#### WHAT YOU WILL DO:
Check every line below for the string "label". Copy the ones that have it.

#### INFORMATION SUPPLIED ####

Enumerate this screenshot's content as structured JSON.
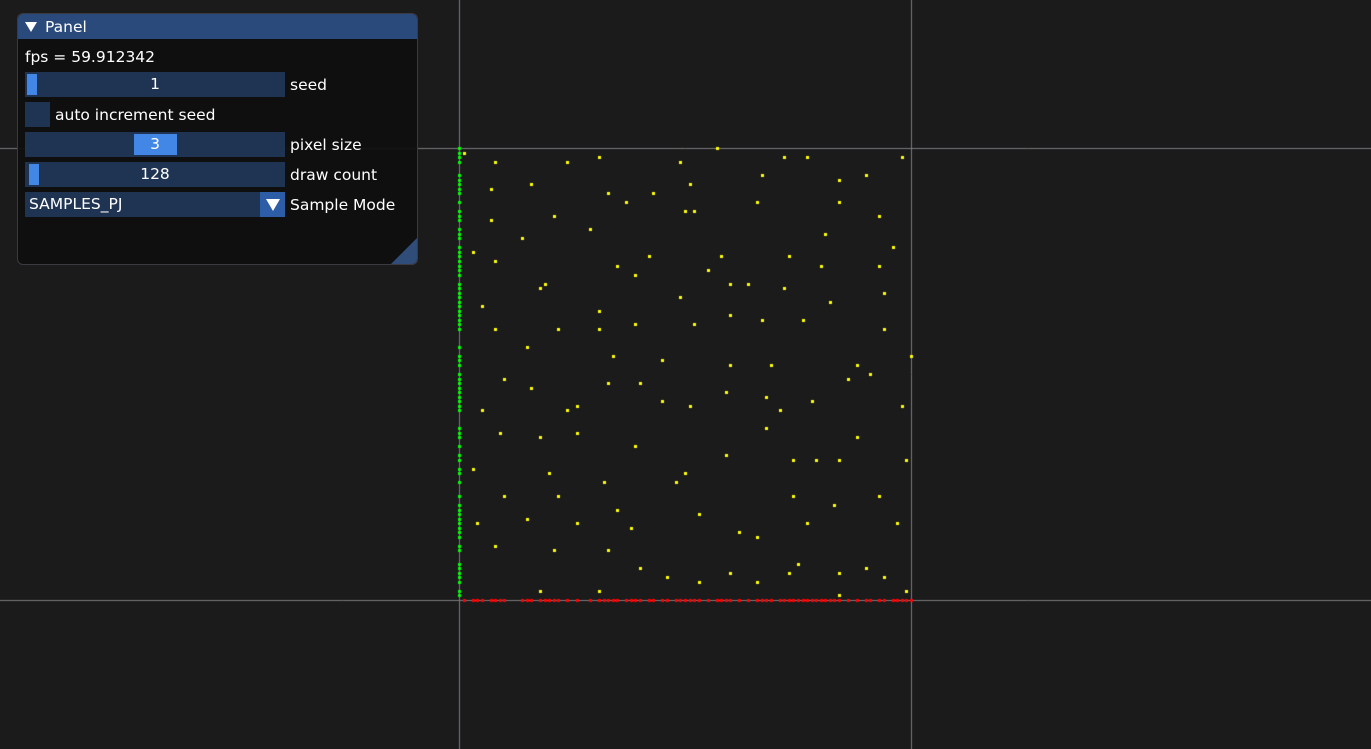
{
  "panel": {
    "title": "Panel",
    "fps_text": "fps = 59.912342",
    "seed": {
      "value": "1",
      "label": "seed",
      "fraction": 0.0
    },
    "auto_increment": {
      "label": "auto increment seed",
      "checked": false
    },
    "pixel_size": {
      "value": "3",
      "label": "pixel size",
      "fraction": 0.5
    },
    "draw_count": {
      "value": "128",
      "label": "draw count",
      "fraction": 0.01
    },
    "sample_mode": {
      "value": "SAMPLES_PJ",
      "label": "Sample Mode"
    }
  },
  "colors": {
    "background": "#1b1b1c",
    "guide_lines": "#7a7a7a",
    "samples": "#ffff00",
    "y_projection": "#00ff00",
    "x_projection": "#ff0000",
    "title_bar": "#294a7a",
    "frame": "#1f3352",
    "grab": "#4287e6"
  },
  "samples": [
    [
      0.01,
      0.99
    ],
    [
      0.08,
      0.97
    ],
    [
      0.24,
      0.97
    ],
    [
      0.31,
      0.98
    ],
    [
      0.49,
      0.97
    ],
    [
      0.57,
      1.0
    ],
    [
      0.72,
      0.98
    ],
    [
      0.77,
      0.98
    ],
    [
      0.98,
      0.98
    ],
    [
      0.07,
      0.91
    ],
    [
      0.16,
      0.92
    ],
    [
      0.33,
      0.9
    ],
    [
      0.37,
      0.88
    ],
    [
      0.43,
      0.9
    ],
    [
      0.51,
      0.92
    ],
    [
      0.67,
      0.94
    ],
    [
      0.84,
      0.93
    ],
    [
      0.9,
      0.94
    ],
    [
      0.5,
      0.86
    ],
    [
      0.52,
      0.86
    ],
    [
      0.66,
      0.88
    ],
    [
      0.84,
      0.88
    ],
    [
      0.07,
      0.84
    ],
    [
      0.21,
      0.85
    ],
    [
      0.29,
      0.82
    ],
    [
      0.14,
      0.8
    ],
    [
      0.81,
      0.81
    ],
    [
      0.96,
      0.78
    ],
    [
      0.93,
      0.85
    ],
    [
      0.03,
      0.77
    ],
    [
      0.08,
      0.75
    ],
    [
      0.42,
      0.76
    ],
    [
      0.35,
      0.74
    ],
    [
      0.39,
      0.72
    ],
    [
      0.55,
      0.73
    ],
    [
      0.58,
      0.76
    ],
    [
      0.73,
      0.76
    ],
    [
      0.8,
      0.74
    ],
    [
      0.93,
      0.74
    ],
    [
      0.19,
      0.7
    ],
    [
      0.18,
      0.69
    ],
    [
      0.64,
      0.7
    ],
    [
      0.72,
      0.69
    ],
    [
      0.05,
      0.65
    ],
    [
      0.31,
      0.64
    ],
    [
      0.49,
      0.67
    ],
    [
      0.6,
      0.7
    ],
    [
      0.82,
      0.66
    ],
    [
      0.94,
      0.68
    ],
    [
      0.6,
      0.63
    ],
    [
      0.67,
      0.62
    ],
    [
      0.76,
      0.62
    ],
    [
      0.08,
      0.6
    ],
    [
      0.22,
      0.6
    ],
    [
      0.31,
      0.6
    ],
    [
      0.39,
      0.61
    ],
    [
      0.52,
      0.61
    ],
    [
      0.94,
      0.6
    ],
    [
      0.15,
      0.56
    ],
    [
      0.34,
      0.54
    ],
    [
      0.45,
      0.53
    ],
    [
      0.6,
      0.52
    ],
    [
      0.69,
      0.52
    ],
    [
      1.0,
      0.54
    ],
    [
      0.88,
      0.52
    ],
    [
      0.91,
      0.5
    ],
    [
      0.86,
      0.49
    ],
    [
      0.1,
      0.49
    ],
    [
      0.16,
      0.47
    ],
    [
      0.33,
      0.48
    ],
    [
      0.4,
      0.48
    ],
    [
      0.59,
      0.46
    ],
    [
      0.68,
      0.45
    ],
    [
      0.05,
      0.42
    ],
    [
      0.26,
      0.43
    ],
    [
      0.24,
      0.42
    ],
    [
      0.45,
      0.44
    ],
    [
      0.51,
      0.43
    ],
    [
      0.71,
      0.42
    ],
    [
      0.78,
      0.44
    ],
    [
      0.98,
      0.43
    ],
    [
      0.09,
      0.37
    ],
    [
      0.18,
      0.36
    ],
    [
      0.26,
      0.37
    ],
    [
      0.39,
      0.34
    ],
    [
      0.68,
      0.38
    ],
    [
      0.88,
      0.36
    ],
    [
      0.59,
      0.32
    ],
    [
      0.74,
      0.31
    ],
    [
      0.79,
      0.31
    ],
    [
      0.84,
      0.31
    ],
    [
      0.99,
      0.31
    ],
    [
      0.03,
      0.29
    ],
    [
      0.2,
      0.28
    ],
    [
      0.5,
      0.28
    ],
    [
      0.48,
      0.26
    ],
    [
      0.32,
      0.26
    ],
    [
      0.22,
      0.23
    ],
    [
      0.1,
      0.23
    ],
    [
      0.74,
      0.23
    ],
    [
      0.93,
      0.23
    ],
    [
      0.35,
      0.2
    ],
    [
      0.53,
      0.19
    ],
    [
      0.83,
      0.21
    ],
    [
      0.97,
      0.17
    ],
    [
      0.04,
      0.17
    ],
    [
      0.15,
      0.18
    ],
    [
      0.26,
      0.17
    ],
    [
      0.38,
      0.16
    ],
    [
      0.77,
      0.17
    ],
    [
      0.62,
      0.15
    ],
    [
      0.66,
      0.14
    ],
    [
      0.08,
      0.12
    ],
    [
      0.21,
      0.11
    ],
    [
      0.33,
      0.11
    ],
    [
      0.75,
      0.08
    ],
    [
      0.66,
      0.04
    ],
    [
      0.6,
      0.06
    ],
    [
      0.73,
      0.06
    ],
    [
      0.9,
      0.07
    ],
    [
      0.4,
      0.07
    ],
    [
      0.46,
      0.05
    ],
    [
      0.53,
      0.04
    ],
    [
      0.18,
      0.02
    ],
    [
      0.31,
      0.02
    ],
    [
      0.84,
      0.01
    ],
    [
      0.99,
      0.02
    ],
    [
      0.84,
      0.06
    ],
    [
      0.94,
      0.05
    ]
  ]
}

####

#### RESULT OF THE TASK:
      "label": "seed",
      "label": "auto increment seed",
      "label": "pixel size",
      "label": "draw count",
      "label": "Sample Mode"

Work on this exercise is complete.